What did occupy his mind to magnificent effect were the technical means of producing a musical tour de force, a display of voluntarily chosen and triumphantly conquered difficulty. For instance, variation four (a skittery-sounding section in a minor key) contains an example of “double counterpoint at the ninth,” a feat of musical gymnastics which is supposed to be technically impossible. (For an understanding of this, you will need to consult an intelligence finer than mine. I refer you to Donald N. Ferguson’s Masterworks of the Orchestral Repertoire: A Guide for Listeners and wish you luck.) Another example appears near the end of the piece: Variation eight (if you’ve lost count, it begins in a minor key, in triple meter, with the strings muted) has an incredible finale. You’ll know it has arrived when the strings remove their mutes and the music returns to a major key and a march rhythm. The finale is built upon a five-measure basso ostinato (literally, “obstinate bass”) repeated over and over by the low strings (like the recurring bass figure in Pachelbel’s Canon in D). Above this, Brahms spins yet another set of sixteen five-measure continuously unfolding variations before concluding with a brilliant coda. To make a very flippant analogy, this is somewhat like sixteen clowns jumping one after the other out of a very small car as it careens around a circus ring. Fortunately, in neither case is it necessary to know how it’s done in order to enjoy it!

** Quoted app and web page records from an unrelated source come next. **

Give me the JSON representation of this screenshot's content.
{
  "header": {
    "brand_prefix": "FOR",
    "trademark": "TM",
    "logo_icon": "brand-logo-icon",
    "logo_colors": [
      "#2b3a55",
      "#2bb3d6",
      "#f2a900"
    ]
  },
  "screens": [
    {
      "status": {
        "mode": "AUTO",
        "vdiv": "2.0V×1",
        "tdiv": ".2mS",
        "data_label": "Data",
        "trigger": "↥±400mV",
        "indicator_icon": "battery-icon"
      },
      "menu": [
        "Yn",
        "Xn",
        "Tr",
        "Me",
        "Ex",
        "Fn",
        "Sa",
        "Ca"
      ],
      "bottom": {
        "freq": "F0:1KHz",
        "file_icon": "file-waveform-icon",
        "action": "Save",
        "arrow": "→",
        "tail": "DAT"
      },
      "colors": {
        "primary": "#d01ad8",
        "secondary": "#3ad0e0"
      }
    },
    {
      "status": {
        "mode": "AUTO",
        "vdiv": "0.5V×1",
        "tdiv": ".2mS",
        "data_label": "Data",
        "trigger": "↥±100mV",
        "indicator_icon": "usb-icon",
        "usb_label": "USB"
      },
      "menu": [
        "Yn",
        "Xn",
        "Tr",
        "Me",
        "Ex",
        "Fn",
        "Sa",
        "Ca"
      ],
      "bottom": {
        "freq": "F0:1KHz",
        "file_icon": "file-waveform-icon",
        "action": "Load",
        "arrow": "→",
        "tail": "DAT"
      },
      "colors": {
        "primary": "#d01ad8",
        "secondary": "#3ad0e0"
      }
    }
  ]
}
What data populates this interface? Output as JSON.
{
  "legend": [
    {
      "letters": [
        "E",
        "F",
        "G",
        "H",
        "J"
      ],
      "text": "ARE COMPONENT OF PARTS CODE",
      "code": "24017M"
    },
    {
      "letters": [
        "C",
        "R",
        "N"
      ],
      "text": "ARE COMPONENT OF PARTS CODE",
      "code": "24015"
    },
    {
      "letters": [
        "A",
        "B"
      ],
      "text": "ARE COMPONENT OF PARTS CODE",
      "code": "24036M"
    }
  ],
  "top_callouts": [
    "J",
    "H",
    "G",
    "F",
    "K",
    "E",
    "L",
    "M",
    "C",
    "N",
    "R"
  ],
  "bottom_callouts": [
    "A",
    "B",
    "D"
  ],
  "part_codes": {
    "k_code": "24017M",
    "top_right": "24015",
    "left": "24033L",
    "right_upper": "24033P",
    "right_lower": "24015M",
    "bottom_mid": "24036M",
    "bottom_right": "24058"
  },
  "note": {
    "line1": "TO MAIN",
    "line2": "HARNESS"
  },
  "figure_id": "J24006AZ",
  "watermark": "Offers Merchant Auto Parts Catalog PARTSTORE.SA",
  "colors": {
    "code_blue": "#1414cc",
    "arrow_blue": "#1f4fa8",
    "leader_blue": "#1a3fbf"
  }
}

George Frideric Handel (1685-1759): Excerpts from Messiah, with orchestration by Mozart
Everyone knows about the grandeur of Messiah:
- Its theme is the most momentous imaginable: the redemption of humankind.
- Its texts are taken from some of the most revered Old and New Testament scriptures.
- It’s the most frequently heard choral masterwork in the repertoire.
- It has brought even royalty to their feet for the “Hallelujah” chorus.
- It has inspired performances by gargantuan forces.
See more about these superlatives, as well as some workaday and even comic facets of its history, in “FAQs about Handel’s Messiah”.